Could you reproduce, exactly and alone, the lines running from the one with "What's the underlying" to the end of the data below?

** Opening Records for this exercise block **

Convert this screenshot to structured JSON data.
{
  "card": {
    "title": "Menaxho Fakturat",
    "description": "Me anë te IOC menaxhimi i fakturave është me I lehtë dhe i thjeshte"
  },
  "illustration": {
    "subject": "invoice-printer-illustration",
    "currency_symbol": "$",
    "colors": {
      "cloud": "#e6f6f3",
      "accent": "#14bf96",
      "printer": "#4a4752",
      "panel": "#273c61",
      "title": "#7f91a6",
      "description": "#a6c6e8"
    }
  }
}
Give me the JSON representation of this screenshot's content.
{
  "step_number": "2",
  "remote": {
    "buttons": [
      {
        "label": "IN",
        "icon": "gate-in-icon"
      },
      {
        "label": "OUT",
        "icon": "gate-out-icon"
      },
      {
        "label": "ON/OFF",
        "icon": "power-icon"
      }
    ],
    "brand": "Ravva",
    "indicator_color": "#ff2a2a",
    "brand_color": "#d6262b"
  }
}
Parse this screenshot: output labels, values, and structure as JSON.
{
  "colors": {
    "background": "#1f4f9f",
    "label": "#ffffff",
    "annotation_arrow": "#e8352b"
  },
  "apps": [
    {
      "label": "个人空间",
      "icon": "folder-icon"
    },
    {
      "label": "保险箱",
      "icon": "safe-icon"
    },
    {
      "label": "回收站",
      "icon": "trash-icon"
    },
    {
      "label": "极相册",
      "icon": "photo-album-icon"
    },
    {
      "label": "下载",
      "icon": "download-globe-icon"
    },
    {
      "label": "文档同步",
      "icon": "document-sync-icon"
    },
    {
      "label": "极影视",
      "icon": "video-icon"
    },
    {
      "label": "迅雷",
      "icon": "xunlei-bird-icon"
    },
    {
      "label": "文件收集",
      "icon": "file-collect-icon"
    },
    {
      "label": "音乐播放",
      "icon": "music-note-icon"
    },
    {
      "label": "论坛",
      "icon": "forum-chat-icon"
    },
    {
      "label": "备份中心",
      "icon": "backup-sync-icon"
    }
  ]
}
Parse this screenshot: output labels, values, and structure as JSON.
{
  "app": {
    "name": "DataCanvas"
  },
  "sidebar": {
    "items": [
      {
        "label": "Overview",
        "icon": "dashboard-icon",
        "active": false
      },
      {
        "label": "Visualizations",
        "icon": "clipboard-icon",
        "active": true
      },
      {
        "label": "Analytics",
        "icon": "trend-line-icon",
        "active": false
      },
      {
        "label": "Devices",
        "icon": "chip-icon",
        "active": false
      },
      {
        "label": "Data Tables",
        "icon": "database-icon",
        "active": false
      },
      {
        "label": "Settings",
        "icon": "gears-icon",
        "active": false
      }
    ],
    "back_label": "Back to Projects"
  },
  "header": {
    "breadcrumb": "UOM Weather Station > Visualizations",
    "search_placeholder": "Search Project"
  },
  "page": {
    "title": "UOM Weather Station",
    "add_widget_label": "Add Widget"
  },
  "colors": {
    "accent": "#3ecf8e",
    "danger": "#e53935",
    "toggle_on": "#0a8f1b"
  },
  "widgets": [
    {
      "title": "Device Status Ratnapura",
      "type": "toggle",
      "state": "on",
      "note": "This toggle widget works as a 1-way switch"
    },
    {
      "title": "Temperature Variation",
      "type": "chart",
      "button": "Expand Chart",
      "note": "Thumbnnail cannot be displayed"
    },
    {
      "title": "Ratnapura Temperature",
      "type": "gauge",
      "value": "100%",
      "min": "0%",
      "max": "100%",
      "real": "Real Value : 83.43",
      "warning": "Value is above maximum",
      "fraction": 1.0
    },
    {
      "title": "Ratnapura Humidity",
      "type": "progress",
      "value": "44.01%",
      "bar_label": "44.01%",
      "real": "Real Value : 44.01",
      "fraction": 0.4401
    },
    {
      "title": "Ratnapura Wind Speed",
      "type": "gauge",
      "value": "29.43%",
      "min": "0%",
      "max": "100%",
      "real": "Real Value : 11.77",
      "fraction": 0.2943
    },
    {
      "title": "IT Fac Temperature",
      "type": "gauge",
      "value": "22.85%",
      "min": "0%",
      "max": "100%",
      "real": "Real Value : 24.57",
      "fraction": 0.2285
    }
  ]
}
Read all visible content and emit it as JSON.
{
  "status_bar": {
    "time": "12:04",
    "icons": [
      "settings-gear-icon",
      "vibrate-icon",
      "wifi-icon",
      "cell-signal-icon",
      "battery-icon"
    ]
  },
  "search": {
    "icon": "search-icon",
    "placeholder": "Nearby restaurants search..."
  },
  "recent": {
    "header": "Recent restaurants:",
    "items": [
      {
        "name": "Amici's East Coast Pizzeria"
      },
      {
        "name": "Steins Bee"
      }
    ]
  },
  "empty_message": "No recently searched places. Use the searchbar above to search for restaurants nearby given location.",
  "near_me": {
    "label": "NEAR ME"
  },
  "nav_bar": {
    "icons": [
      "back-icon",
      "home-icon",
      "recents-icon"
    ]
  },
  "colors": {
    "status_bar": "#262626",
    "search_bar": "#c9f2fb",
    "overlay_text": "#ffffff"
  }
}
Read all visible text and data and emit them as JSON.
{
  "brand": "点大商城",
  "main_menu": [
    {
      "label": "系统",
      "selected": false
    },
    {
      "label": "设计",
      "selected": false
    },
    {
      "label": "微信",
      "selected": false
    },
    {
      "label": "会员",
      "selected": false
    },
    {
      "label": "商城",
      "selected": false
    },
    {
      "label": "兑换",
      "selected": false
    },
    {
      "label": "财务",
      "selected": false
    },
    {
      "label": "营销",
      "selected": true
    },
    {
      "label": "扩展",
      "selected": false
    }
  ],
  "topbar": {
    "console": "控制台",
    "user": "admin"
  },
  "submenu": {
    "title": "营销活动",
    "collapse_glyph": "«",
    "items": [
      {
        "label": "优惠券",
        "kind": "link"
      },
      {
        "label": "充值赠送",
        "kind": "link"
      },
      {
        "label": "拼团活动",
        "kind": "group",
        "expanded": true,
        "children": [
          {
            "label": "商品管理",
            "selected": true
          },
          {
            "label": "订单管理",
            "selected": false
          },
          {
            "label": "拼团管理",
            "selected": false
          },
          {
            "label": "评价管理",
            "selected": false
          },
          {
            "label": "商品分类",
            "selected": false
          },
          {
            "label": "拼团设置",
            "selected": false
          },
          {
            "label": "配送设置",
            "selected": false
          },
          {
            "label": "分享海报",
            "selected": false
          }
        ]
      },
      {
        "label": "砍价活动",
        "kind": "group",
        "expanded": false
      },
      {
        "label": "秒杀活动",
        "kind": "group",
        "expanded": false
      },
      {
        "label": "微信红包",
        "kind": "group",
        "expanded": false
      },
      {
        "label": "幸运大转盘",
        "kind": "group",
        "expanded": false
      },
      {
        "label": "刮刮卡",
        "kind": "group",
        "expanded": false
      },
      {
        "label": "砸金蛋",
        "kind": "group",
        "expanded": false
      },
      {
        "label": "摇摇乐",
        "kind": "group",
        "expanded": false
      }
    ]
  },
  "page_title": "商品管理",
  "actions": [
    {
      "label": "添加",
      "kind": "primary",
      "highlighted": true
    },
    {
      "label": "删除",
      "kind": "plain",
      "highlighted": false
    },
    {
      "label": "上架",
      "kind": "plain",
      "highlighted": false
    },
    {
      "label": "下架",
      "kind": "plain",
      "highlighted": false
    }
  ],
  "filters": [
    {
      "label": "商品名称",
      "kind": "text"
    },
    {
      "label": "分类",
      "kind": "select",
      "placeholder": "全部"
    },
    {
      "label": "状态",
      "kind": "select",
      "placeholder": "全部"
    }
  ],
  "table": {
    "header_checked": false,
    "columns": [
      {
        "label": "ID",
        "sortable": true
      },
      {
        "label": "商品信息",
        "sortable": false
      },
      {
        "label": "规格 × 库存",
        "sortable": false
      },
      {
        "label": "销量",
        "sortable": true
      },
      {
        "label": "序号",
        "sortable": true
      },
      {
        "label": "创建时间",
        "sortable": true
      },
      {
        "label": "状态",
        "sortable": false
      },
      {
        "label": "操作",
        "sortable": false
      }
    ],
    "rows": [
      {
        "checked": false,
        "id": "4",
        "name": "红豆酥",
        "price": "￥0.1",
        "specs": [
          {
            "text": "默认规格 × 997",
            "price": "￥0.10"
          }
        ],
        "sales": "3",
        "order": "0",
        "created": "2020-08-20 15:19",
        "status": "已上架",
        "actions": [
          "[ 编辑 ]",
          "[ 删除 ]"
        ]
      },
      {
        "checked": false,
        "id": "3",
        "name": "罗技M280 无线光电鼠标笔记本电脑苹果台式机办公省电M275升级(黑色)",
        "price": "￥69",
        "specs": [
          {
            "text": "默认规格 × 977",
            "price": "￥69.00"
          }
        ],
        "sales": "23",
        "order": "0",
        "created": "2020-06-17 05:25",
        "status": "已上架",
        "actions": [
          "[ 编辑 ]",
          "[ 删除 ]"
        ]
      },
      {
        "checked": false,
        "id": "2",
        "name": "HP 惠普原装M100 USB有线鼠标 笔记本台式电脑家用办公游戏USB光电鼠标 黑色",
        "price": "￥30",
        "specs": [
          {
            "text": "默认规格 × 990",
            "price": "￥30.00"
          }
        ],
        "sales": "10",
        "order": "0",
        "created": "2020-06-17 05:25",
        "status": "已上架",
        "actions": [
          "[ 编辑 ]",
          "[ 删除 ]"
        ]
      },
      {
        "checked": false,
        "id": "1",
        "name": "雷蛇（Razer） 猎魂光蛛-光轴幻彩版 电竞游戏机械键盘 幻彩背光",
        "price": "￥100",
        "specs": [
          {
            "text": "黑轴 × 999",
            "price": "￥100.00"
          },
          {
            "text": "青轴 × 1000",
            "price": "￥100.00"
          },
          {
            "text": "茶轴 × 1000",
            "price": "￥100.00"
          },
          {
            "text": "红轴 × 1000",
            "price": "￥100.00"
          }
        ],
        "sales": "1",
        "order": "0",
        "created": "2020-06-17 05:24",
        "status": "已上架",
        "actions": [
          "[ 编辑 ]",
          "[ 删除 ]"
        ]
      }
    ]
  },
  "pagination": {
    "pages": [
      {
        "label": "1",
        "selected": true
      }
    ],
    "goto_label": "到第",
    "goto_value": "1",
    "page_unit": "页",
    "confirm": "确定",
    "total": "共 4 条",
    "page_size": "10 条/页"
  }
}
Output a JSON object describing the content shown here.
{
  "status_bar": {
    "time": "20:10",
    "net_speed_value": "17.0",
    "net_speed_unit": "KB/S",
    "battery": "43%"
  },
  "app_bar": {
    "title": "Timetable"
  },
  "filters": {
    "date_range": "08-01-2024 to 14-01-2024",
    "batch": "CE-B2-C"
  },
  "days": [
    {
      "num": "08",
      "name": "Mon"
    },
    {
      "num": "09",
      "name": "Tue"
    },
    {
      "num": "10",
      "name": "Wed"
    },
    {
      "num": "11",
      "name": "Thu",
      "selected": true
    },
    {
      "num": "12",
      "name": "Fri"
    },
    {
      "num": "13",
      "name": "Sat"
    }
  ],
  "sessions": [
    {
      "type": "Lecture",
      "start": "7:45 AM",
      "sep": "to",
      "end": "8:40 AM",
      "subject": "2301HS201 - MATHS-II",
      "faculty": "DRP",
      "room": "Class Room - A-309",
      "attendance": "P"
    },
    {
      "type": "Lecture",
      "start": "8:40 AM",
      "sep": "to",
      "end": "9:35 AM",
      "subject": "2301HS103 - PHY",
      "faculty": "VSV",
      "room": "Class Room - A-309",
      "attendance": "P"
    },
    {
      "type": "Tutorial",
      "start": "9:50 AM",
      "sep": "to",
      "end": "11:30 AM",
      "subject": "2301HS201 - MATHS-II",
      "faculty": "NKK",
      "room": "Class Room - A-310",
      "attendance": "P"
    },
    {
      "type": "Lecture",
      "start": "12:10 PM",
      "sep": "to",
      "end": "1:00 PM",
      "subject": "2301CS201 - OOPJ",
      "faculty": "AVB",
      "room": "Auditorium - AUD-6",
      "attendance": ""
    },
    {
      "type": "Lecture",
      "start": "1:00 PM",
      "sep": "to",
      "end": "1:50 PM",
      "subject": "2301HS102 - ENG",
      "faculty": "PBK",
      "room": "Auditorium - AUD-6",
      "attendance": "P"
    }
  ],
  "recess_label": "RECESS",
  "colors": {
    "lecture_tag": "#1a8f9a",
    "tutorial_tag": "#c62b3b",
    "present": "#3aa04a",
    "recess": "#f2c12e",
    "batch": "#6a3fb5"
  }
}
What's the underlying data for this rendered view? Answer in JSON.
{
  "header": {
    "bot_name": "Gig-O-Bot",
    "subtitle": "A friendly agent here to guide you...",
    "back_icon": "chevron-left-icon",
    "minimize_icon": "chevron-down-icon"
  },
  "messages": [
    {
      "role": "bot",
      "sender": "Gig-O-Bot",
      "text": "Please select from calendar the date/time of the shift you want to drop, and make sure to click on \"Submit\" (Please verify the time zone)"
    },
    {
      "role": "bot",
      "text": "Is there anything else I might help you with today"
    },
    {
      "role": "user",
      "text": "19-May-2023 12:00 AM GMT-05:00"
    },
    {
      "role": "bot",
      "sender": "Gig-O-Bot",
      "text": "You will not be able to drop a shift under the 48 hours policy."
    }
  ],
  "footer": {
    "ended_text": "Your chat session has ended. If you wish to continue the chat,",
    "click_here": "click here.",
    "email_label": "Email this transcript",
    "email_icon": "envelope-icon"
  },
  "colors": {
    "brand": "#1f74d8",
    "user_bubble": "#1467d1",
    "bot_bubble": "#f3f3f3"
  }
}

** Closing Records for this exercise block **

▶ Final answer:
What's the underlying data for this rendered view? Answer in JSON.
{
  "header": {
    "bot_name": "Gig-O-Bot",
    "subtitle": "A friendly agent here to guide you...",
    "back_icon": "chevron-left-icon",
    "minimize_icon": "chevron-down-icon"
  },
  "messages": [
    {
      "role": "bot",
      "sender": "Gig-O-Bot",
      "text": "Please select from calendar the date/time of the shift you want to drop, and make sure to click on \"Submit\" (Please verify the time zone)"
    },
    {
      "role": "bot",
      "text": "Is there anything else I might help you with today"
    },
    {
      "role": "user",
      "text": "19-May-2023 12:00 AM GMT-05:00"
    },
    {
      "role": "bot",
      "sender": "Gig-O-Bot",
      "text": "You will not be able to drop a shift under the 48 hours policy."
    }
  ],
  "footer": {
    "ended_text": "Your chat session has ended. If you wish to continue the chat,",
    "click_here": "click here.",
    "email_label": "Email this transcript",
    "email_icon": "envelope-icon"
  },
  "colors": {
    "brand": "#1f74d8",
    "user_bubble": "#1467d1",
    "bot_bubble": "#f3f3f3"
  }
}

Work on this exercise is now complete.